(CN) – More than 100 million landmines and unexploded projectiles still buried in over 70 nations cause up to 20,000 injuries and deaths each year, and the technology to detect the devices has barely advanced since World War II. Glowing bacteria and lasers may be about to change that.
Researchers from the Hebrew University of Jerusalem present a potential solution that uses bacteria and lasers to remotely map the locations of landmines, which they explain in a paper published Tuesday in the journal Nature Biotechnology.
The system identifies small quantities of explosive vapors leaking from the landmines, which function as markers. To find these markers, the authors used molecularly engineered live bacteria that produce fluorescent signals – they glow – when they come into contact with these vapors. These signals can then be recorded and quantified.

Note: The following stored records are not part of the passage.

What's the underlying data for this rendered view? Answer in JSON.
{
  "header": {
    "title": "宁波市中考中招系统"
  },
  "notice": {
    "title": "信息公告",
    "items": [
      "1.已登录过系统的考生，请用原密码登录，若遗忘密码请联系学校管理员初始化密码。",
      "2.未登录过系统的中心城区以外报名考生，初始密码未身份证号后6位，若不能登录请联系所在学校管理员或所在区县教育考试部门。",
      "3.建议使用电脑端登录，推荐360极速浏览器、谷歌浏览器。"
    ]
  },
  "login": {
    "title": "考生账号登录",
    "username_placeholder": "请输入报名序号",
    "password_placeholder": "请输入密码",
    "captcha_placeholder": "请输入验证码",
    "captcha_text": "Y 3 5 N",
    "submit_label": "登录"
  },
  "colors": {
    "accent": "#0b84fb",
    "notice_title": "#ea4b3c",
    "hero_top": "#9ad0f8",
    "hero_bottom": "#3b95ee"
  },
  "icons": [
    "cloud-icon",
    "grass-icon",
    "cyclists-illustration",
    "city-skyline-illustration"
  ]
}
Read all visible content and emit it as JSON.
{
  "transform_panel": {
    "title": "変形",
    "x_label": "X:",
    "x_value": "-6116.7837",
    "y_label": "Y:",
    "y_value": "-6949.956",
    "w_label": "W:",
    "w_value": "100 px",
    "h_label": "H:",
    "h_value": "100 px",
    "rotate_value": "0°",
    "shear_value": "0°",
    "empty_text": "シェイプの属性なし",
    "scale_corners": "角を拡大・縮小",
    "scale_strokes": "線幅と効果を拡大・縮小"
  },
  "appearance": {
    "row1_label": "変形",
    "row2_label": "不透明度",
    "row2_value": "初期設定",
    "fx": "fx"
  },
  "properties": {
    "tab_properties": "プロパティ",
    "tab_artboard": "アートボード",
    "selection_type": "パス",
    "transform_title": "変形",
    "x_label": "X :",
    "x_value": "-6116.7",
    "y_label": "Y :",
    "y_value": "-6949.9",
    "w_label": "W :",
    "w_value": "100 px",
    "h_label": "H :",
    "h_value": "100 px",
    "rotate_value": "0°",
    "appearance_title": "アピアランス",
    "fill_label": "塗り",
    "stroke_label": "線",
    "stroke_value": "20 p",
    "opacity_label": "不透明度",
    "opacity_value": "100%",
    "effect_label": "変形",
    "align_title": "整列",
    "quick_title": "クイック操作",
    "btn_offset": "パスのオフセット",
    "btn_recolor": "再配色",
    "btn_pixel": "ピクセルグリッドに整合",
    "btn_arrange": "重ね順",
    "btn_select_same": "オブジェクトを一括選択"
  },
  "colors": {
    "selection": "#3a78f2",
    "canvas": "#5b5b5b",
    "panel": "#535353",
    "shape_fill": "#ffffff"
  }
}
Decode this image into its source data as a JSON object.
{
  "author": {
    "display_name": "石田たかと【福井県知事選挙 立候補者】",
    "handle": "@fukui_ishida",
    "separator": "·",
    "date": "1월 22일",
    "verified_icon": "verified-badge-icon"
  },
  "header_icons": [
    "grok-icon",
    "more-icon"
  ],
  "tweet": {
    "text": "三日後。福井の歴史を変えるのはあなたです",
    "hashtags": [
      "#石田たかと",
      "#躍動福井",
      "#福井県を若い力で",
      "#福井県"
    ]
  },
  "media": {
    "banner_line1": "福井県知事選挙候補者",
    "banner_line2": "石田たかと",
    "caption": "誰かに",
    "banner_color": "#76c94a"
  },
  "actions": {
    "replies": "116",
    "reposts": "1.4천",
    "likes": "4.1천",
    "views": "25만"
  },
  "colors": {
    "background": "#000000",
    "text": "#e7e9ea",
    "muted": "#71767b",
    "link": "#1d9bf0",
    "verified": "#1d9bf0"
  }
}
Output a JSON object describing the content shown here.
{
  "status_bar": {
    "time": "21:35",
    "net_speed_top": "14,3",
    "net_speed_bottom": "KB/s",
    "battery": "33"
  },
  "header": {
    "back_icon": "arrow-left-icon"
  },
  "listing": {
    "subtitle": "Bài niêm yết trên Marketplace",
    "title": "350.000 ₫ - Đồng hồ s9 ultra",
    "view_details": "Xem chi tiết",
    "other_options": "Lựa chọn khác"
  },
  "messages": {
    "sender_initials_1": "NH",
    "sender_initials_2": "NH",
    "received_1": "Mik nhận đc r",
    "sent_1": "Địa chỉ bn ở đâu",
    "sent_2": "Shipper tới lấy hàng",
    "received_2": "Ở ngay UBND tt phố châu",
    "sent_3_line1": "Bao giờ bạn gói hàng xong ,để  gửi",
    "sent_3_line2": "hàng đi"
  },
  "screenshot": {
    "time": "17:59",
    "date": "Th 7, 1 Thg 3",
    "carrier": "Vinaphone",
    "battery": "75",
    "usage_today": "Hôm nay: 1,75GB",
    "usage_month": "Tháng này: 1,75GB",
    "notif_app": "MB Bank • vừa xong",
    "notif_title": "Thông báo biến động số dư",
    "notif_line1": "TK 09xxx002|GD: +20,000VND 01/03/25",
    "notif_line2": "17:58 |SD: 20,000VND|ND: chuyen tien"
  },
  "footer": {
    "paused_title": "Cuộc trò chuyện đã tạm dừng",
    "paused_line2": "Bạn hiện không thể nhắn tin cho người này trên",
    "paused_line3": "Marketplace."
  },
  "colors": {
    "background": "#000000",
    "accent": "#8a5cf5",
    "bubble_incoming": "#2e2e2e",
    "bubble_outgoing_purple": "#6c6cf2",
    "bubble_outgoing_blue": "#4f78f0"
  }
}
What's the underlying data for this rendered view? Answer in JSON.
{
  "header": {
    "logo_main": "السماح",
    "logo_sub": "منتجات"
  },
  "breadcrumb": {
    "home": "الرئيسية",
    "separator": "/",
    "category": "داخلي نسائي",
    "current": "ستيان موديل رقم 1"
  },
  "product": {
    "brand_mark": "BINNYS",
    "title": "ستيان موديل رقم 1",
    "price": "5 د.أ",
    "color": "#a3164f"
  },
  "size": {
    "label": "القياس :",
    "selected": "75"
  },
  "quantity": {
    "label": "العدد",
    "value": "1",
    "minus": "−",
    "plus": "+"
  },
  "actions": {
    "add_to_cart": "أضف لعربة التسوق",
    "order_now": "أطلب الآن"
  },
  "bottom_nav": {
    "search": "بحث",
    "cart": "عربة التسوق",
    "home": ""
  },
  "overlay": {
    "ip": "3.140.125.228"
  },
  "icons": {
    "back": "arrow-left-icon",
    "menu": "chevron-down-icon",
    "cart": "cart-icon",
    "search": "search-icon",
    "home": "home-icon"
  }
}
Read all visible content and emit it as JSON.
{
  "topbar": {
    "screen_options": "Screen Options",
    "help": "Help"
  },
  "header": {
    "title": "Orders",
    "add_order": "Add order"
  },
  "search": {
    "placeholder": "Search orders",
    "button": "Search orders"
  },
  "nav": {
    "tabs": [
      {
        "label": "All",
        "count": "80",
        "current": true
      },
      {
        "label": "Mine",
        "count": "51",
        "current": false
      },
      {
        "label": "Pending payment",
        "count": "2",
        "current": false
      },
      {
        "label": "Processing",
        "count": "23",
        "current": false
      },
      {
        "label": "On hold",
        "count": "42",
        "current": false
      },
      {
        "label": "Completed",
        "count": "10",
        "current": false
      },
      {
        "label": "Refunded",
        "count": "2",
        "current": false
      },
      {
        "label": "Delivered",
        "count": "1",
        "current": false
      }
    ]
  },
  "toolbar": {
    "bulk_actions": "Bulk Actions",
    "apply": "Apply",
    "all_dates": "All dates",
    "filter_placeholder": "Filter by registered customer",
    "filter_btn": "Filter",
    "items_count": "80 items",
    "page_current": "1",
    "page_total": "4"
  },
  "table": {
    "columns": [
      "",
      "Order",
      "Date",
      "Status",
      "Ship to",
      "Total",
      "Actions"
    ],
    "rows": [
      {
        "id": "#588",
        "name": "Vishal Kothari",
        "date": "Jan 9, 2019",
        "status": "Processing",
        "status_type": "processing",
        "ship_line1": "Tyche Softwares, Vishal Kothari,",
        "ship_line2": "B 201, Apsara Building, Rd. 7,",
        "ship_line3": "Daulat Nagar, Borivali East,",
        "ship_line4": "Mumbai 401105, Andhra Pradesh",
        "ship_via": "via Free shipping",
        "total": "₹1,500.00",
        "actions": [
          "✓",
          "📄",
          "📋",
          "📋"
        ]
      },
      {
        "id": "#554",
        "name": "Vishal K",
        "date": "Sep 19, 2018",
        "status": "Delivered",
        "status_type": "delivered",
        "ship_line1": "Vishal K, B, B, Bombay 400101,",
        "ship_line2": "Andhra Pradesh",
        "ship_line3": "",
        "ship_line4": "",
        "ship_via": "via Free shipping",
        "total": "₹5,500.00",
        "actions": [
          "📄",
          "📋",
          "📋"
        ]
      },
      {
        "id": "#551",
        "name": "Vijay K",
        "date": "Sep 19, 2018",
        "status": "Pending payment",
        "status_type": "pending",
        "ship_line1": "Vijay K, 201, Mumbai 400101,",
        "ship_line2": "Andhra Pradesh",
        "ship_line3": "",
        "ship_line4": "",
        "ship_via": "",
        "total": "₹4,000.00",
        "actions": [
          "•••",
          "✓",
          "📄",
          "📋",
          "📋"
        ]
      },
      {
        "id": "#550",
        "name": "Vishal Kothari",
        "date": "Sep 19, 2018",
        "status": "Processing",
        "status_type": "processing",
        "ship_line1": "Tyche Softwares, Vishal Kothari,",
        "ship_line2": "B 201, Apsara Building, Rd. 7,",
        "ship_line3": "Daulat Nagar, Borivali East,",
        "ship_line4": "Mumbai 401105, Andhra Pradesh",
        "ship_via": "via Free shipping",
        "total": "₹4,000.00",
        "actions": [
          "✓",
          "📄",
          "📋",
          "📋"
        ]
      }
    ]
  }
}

To test the system, the team encapsulated the bacteria in small polymeric beads, which were scattered across the surface of a field in which landmines were buried. They then used a laser-based scanning system to remotely scan the field, allowing them to determine the location of the devices.
Co-author Shimshon Belkin, a professor at the Hebrew University, said the system could be used to detect landmines after resolving some of current limitations.
“For this to be possible, several challenges need to be overcome, such as enhancing the sensitivity and stability of the sensor bacteria, improving scanning speeds to cover large areas, and making the scanning apparatus more compact so it can be used on board a light unmanned aircraft or drone,” Belkin said.
More than half a million people in the world currently suffer from mine-inflicted injuries.